BRIEF —
In the records below, find each line containing the word "Kossoy" and copy it.
+++++
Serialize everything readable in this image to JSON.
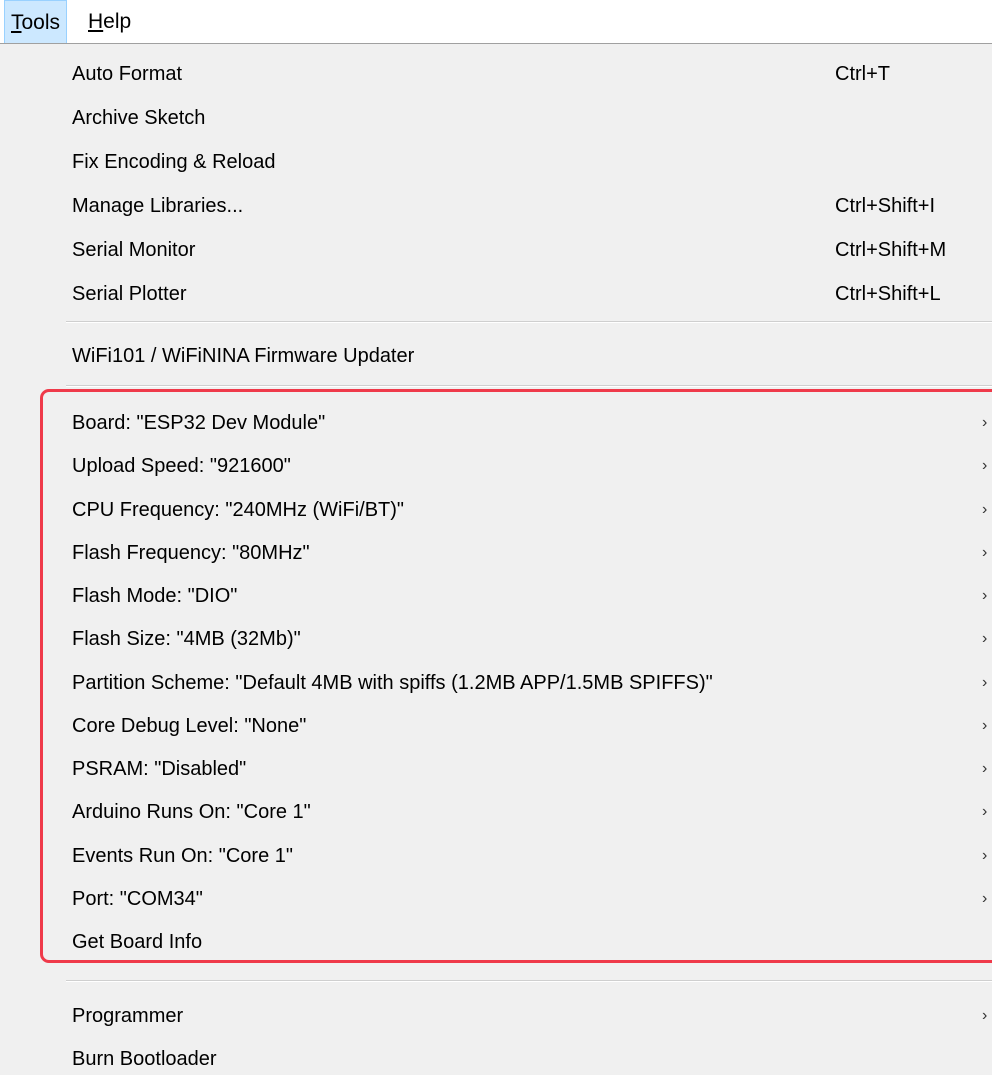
{
  "menubar": {
    "tools_label": "Tools",
    "help_label": "Help"
  },
  "highlight_color": "#ef3a4a",
  "menu": {
    "auto_format": {
      "label": "Auto Format",
      "shortcut": "Ctrl+T"
    },
    "archive_sketch": {
      "label": "Archive Sketch"
    },
    "fix_encoding": {
      "label": "Fix Encoding & Reload"
    },
    "manage_libraries": {
      "label": "Manage Libraries...",
      "shortcut": "Ctrl+Shift+I"
    },
    "serial_monitor": {
      "label": "Serial Monitor",
      "shortcut": "Ctrl+Shift+M"
    },
    "serial_plotter": {
      "label": "Serial Plotter",
      "shortcut": "Ctrl+Shift+L"
    },
    "firmware_updater": {
      "label": "WiFi101 / WiFiNINA Firmware Updater"
    },
    "board": {
      "label": "Board: \"ESP32 Dev Module\""
    },
    "upload_speed": {
      "label": "Upload Speed: \"921600\""
    },
    "cpu_frequency": {
      "label": "CPU Frequency: \"240MHz (WiFi/BT)\""
    },
    "flash_frequency": {
      "label": "Flash Frequency: \"80MHz\""
    },
    "flash_mode": {
      "label": "Flash Mode: \"DIO\""
    },
    "flash_size": {
      "label": "Flash Size: \"4MB (32Mb)\""
    },
    "partition_scheme": {
      "label": "Partition Scheme: \"Default 4MB with spiffs (1.2MB APP/1.5MB SPIFFS)\""
    },
    "core_debug_level": {
      "label": "Core Debug Level: \"None\""
    },
    "psram": {
      "label": "PSRAM: \"Disabled\""
    },
    "arduino_runs_on": {
      "label": "Arduino Runs On: \"Core 1\""
    },
    "events_run_on": {
      "label": "Events Run On: \"Core 1\""
    },
    "port": {
      "label": "Port: \"COM34\""
    },
    "get_board_info": {
      "label": "Get Board Info"
    },
    "programmer": {
      "label": "Programmer"
    },
    "burn_bootloader": {
      "label": "Burn Bootloader"
    },
    "submenu_arrow": "›"
  }
}
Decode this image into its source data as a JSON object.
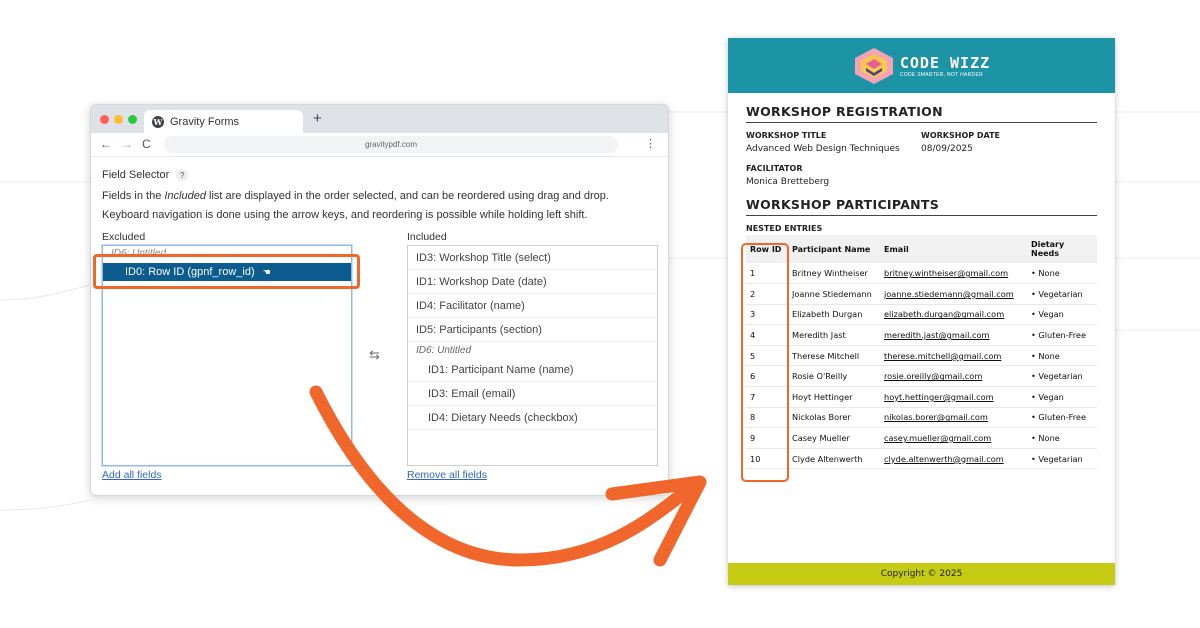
{
  "browser": {
    "tab_title": "Gravity Forms",
    "new_tab_symbol": "+",
    "url": "gravitypdf.com",
    "back_symbol": "←",
    "forward_symbol": "→",
    "reload_symbol": "C",
    "menu_symbol": "⋮"
  },
  "field_selector": {
    "title": "Field Selector",
    "help_symbol": "?",
    "desc_part1": "Fields in the ",
    "desc_italic": "Included",
    "desc_part2": " list are displayed in the order selected, and can be reordered using drag and drop.",
    "desc_line2": "Keyboard navigation is done using the arrow keys, and reordering is possible while holding left shift.",
    "excluded_label": "Excluded",
    "included_label": "Included",
    "excluded_ghost": "ID6: Untitled",
    "excluded_selected": "ID0: Row ID (gpnf_row_id)",
    "included_items": [
      "ID3: Workshop Title (select)",
      "ID1: Workshop Date (date)",
      "ID4: Facilitator (name)",
      "ID5: Participants (section)",
      "ID6: Untitled",
      "ID1: Participant Name (name)",
      "ID3: Email (email)",
      "ID4: Dietary Needs (checkbox)"
    ],
    "swap_symbol": "⇆",
    "add_all": "Add all fields",
    "remove_all": "Remove all fields"
  },
  "pdf": {
    "logo_title": "CODE WIZZ",
    "logo_subtitle": "CODE SMARTER, NOT HARDER",
    "registration_heading": "WORKSHOP REGISTRATION",
    "title_label": "WORKSHOP TITLE",
    "title_value": "Advanced Web Design Techniques",
    "date_label": "WORKSHOP DATE",
    "date_value": "08/09/2025",
    "facilitator_label": "FACILITATOR",
    "facilitator_value": "Monica Bretteberg",
    "participants_heading": "WORKSHOP PARTICIPANTS",
    "nested_label": "NESTED ENTRIES",
    "columns": [
      "Row ID",
      "Participant Name",
      "Email",
      "Dietary Needs"
    ],
    "rows": [
      [
        "1",
        "Britney Wintheiser",
        "britney.wintheiser@gmail.com",
        "• None"
      ],
      [
        "2",
        "Joanne Stiedemann",
        "joanne.stiedemann@gmail.com",
        "• Vegetarian"
      ],
      [
        "3",
        "Elizabeth Durgan",
        "elizabeth.durgan@gmail.com",
        "• Vegan"
      ],
      [
        "4",
        "Meredith Jast",
        "meredith.jast@gmail.com",
        "• Gluten-Free"
      ],
      [
        "5",
        "Therese Mitchell",
        "therese.mitchell@gmail.com",
        "• None"
      ],
      [
        "6",
        "Rosie O'Reilly",
        "rosie.oreilly@gmail.com",
        "• Vegetarian"
      ],
      [
        "7",
        "Hoyt Hettinger",
        "hoyt.hettinger@gmail.com",
        "• Vegan"
      ],
      [
        "8",
        "Nickolas Borer",
        "nikolas.borer@gmail.com",
        "• Gluten-Free"
      ],
      [
        "9",
        "Casey Mueller",
        "casey.mueller@gmail.com",
        "• None"
      ],
      [
        "10",
        "Clyde Altenwerth",
        "clyde.altenwerth@gmail.com",
        "• Vegetarian"
      ]
    ],
    "footer": "Copyright © 2025"
  },
  "colors": {
    "accent_orange": "#f1662a",
    "pdf_header_teal": "#1d93a6",
    "pdf_footer_lime": "#c6cc13",
    "selected_blue": "#0d5c8f"
  }
}
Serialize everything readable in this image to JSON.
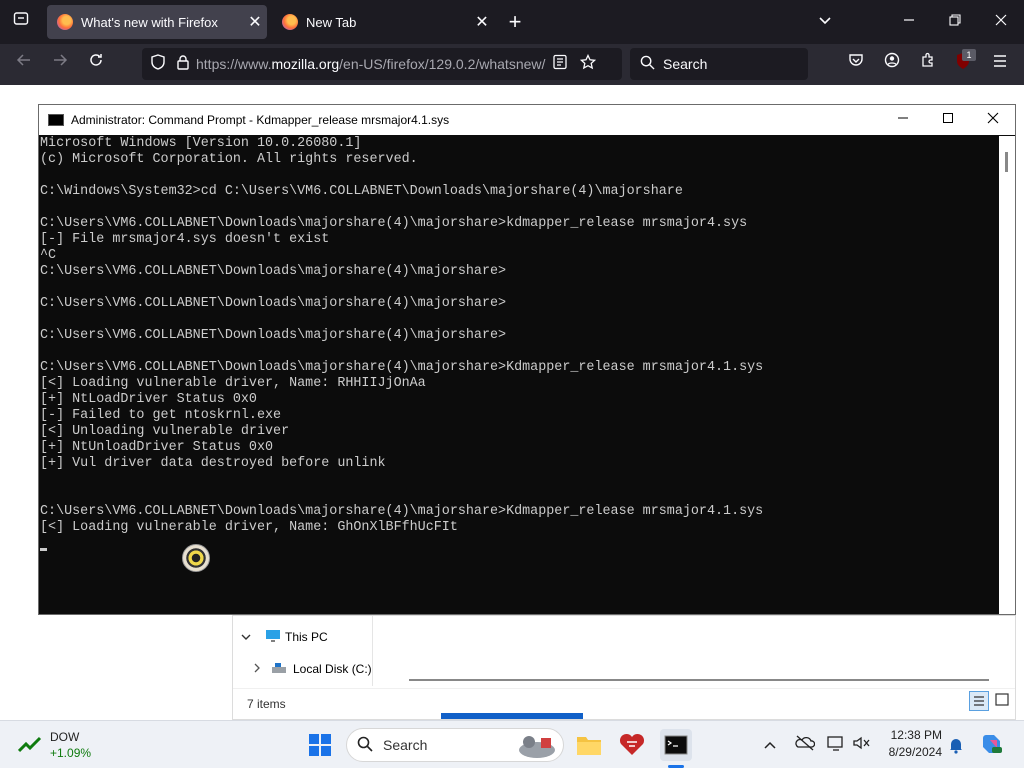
{
  "browser": {
    "tabs": [
      {
        "label": "What's new with Firefox",
        "active": true
      },
      {
        "label": "New Tab",
        "active": false
      }
    ],
    "url_prefix": "https://www.",
    "url_domain": "mozilla.org",
    "url_rest": "/en-US/firefox/129.0.2/whatsnew/",
    "search_placeholder": "Search",
    "extension_badge": "1"
  },
  "cmd_window": {
    "title": "Administrator: Command Prompt - Kdmapper_release  mrsmajor4.1.sys",
    "lines": [
      "Microsoft Windows [Version 10.0.26080.1]",
      "(c) Microsoft Corporation. All rights reserved.",
      "",
      "C:\\Windows\\System32>cd C:\\Users\\VM6.COLLABNET\\Downloads\\majorshare(4)\\majorshare",
      "",
      "C:\\Users\\VM6.COLLABNET\\Downloads\\majorshare(4)\\majorshare>kdmapper_release mrsmajor4.sys",
      "[-] File mrsmajor4.sys doesn't exist",
      "^C",
      "C:\\Users\\VM6.COLLABNET\\Downloads\\majorshare(4)\\majorshare>",
      "",
      "C:\\Users\\VM6.COLLABNET\\Downloads\\majorshare(4)\\majorshare>",
      "",
      "C:\\Users\\VM6.COLLABNET\\Downloads\\majorshare(4)\\majorshare>",
      "",
      "C:\\Users\\VM6.COLLABNET\\Downloads\\majorshare(4)\\majorshare>Kdmapper_release mrsmajor4.1.sys",
      "[<] Loading vulnerable driver, Name: RHHIIJjOnAa",
      "[+] NtLoadDriver Status 0x0",
      "[-] Failed to get ntoskrnl.exe",
      "[<] Unloading vulnerable driver",
      "[+] NtUnloadDriver Status 0x0",
      "[+] Vul driver data destroyed before unlink",
      "",
      "",
      "C:\\Users\\VM6.COLLABNET\\Downloads\\majorshare(4)\\majorshare>Kdmapper_release mrsmajor4.1.sys",
      "[<] Loading vulnerable driver, Name: GhOnXlBFfhUcFIt"
    ]
  },
  "explorer": {
    "nav_items": [
      "This PC",
      "Local Disk (C:)"
    ],
    "status": "7 items"
  },
  "taskbar": {
    "stock_name": "DOW",
    "stock_change": "+1.09%",
    "search_label": "Search",
    "time": "12:38 PM",
    "date": "8/29/2024"
  },
  "colors": {
    "browser_dark": "#1c1b22",
    "console_bg": "#0c0c0c",
    "console_text": "#cccccc",
    "stock_up": "#0f7b0f"
  }
}
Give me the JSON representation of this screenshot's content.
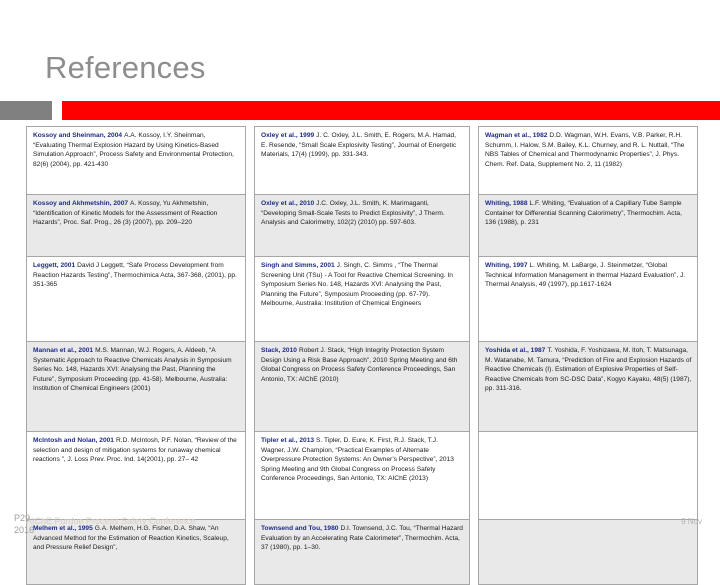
{
  "slide": {
    "title": "References",
    "accent_color": "#ff0000",
    "block_color": "#808080",
    "title_color": "#8d8d8d"
  },
  "footer": {
    "page_number": "P29",
    "year": "2016",
    "date": "9 Nov",
    "watermark": "AIChE Purdue Process Safety Conference"
  },
  "references": {
    "columns": [
      {
        "entries": [
          {
            "citation": "Kossoy and Sheinman, 2004",
            "text": "A.A. Kossoy, I.Y. Sheinman, “Evaluating Thermal Explosion Hazard by Using Kinetics-Based Simulation Approach”, Process Safety and Environmental Protection, 82(6) (2004), pp. 421-430"
          },
          {
            "citation": "Kossoy and Akhmetshin, 2007",
            "text": "A. Kossoy, Yu Akhmetshin, “Identification of Kinetic Models for the Assessment of Reaction Hazards”, Proc. Saf. Prog., 26 (3) (2007), pp. 209–220"
          },
          {
            "citation": "Leggett, 2001",
            "text": "David J Leggett, “Safe Process Development from Reaction Hazards Testing”, Thermochimica Acta, 367-368, (2001), pp. 351-365"
          },
          {
            "citation": "Mannan et al., 2001",
            "text": "M.S. Mannan, W.J. Rogers, A. Aldeeb, “A Systematic Approach to Reactive Chemicals Analysis in Symposium Series No. 148, Hazards XVI: Analysing the Past, Planning the Future”, Symposium Proceeding (pp. 41-58). Melbourne, Australia: Institution of Chemical Engineers (2001)"
          },
          {
            "citation": "McIntosh and Nolan, 2001",
            "text": "R.D. McIntosh, P.F. Nolan, “Review of the selection and design of mitigation systems for runaway chemical reactions ”, J. Loss Prev. Proc. Ind. 14(2001), pp. 27– 42"
          },
          {
            "citation": "Melhem et al., 1995",
            "text": "G.A. Melhem, H.G. Fisher, D.A. Shaw, “An Advanced Method for the Estimation of Reaction Kinetics, Scaleup, and Pressure Relief Design”,"
          }
        ]
      },
      {
        "entries": [
          {
            "citation": "Oxley et al., 1999",
            "text": "J. C. Oxley, J.L. Smith, E. Rogers, M.A. Hamad, E. Resende, “Small Scale Explosivity Testing”, Journal of Energetic Materials, 17(4) (1999), pp. 331-343."
          },
          {
            "citation": "Oxley et al., 2010",
            "text": "J.C. Oxley, J.L. Smith, K. Marimaganti, “Developing Small-Scale Tests to Predict Explosivity”, J Therm. Analysis and Calorimetry, 102(2) (2010) pp. 597-603."
          },
          {
            "citation": "Singh and Simms, 2001",
            "text": "J. Singh, C. Simms , “The Thermal Screening Unit (TSu) - A Tool for Reactive Chemical Screening. In Symposium Series No. 148, Hazards XVI: Analysing the Past, Planning the Future”, Symposium Proceeding (pp. 67-79). Melbourne, Australia: Institution of Chemical Engineers"
          },
          {
            "citation": "Stack, 2010",
            "text": "Robert J. Stack, “High Integrity Protection System Design Using a Risk Base Approach”, 2010 Spring Meeting and 6th Global Congress on Process Safety Conference Proceedings, San Antonio, TX:  AIChE (2010)"
          },
          {
            "citation": "Tipler et al., 2013",
            "text": "S. Tipler, D. Eure, K. First, R.J. Stack, T.J. Wagner, J.W. Champion, “Practical Examples of Alternate Overpressure Protection Systems:  An Owner’s Perspective”, 2013 Spring Meeting and 9th Global Congress on Process Safety Conference Proceedings, San Antonio, TX:  AIChE (2013)"
          },
          {
            "citation": "Townsend and Tou, 1980",
            "text": "D.I. Townsend, J.C. Tou, “Thermal Hazard Evaluation by an Accelerating Rate Calorimeter”, Thermochim. Acta, 37 (1980), pp. 1–30."
          }
        ]
      },
      {
        "entries": [
          {
            "citation": "Wagman et al., 1982",
            "text": "D.D. Wagman, W.H. Evans, V.B. Parker, R.H. Schumm, I. Halow, S.M. Bailey, K.L. Churney, and R. L. Nuttall, “The NBS Tables of Chemical and Thermodynamic Properties”, J. Phys. Chem. Ref. Data, Supplement No. 2, 11 (1982)"
          },
          {
            "citation": "Whiting, 1988",
            "text": "L.F. Whiting, “Evaluation of a Capillary Tube Sample Container for Differential Scanning Calorimetry”, Thermochim. Acta, 136 (1988), p. 231"
          },
          {
            "citation": "Whiting, 1997",
            "text": "L. Whiting, M. LaBarge, J. Steinmetzer, “Global Technical Information Management in thermal Hazard Evaluation”, J. Thermal Analysis, 49 (1997), pp.1617-1624"
          },
          {
            "citation": "Yoshida et al., 1987",
            "text": "T. Yoshida, F. Yoshizawa, M. Itoh, T. Matsunaga, M. Watanabe, M. Tamura, “Prediction of Fire and Explosion Hazards of Reactive Chemicals (I). Estimation of Explosive Properties of Self-Reactive Chemicals from SC-DSC Data”,  Kogyo Kayaku, 48(5) (1987), pp. 311-316."
          },
          {
            "citation": "",
            "text": ""
          },
          {
            "citation": "",
            "text": ""
          }
        ]
      }
    ]
  }
}
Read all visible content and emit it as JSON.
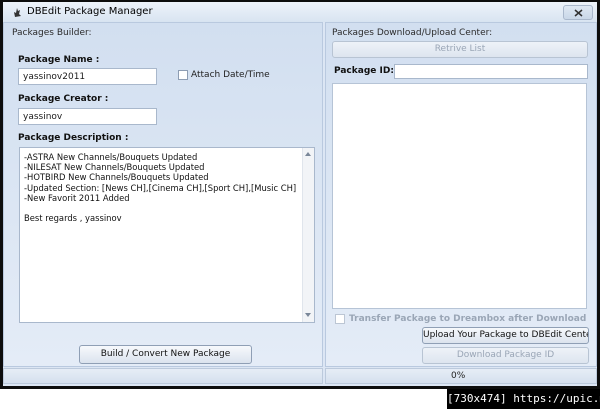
{
  "window": {
    "title": "DBEdit Package Manager",
    "close_icon": "close-icon"
  },
  "builder": {
    "group_title": "Packages Builder:",
    "package_name_label": "Package Name :",
    "package_name_value": "yassinov2011",
    "attach_date_label": "Attach Date/Time",
    "attach_date_checked": false,
    "package_creator_label": "Package Creator :",
    "package_creator_value": "yassinov",
    "package_description_label": "Package Description :",
    "package_description_value": "-ASTRA New Channels/Bouquets Updated\n-NILESAT New Channels/Bouquets Updated\n-HOTBIRD New Channels/Bouquets Updated\n-Updated Section: [News CH],[Cinema CH],[Sport CH],[Music CH]\n-New Favorit 2011 Added\n\nBest regards , yassinov",
    "build_button": "Build / Convert New Package"
  },
  "center": {
    "group_title": "Packages Download/Upload Center:",
    "retrieve_button": "Retrive List",
    "package_id_label": "Package ID:",
    "package_id_value": "",
    "transfer_label": "Transfer Package to Dreambox after Download",
    "transfer_checked": false,
    "upload_button": "Upload Your Package to DBEdit Center",
    "download_button": "Download Package ID"
  },
  "status": {
    "progress_text": "0%",
    "progress_fraction": 0
  },
  "footer": {
    "badge_text": "[730x474] https://upic.me/"
  },
  "colors": {
    "panel_bg": "#dce6f4",
    "border": "#b9c9df",
    "disabled_text": "#9aa6b6"
  }
}
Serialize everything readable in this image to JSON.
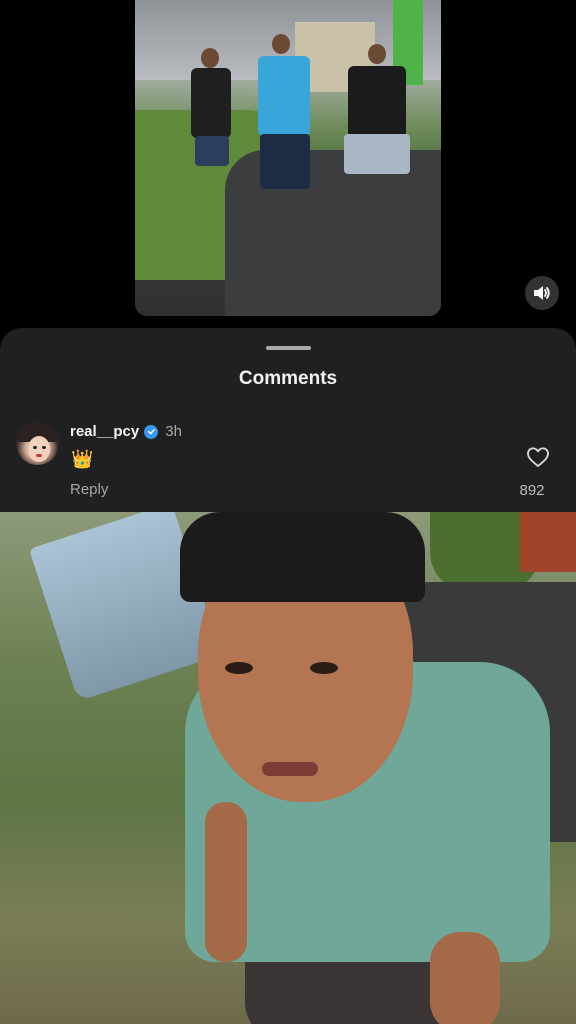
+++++
WRITTEN ANSWER —
            "citation": "Kossoy and Sheinman, 2004",
            "text": "A.A. Kossoy, I.Y. Sheinman, “Evaluating Thermal Explosion Hazard by Using Kinetics-Based Simulation Approach”, Process Safety and Environmental Protection, 82(6) (2004), pp. 421-430"
            "citation": "Kossoy and Akhmetshin, 2007",
            "text": "A. Kossoy, Yu Akhmetshin, “Identification of Kinetic Models for the Assessment of Reaction Hazards”, Proc. Saf. Prog., 26 (3) (2007), pp. 209–220"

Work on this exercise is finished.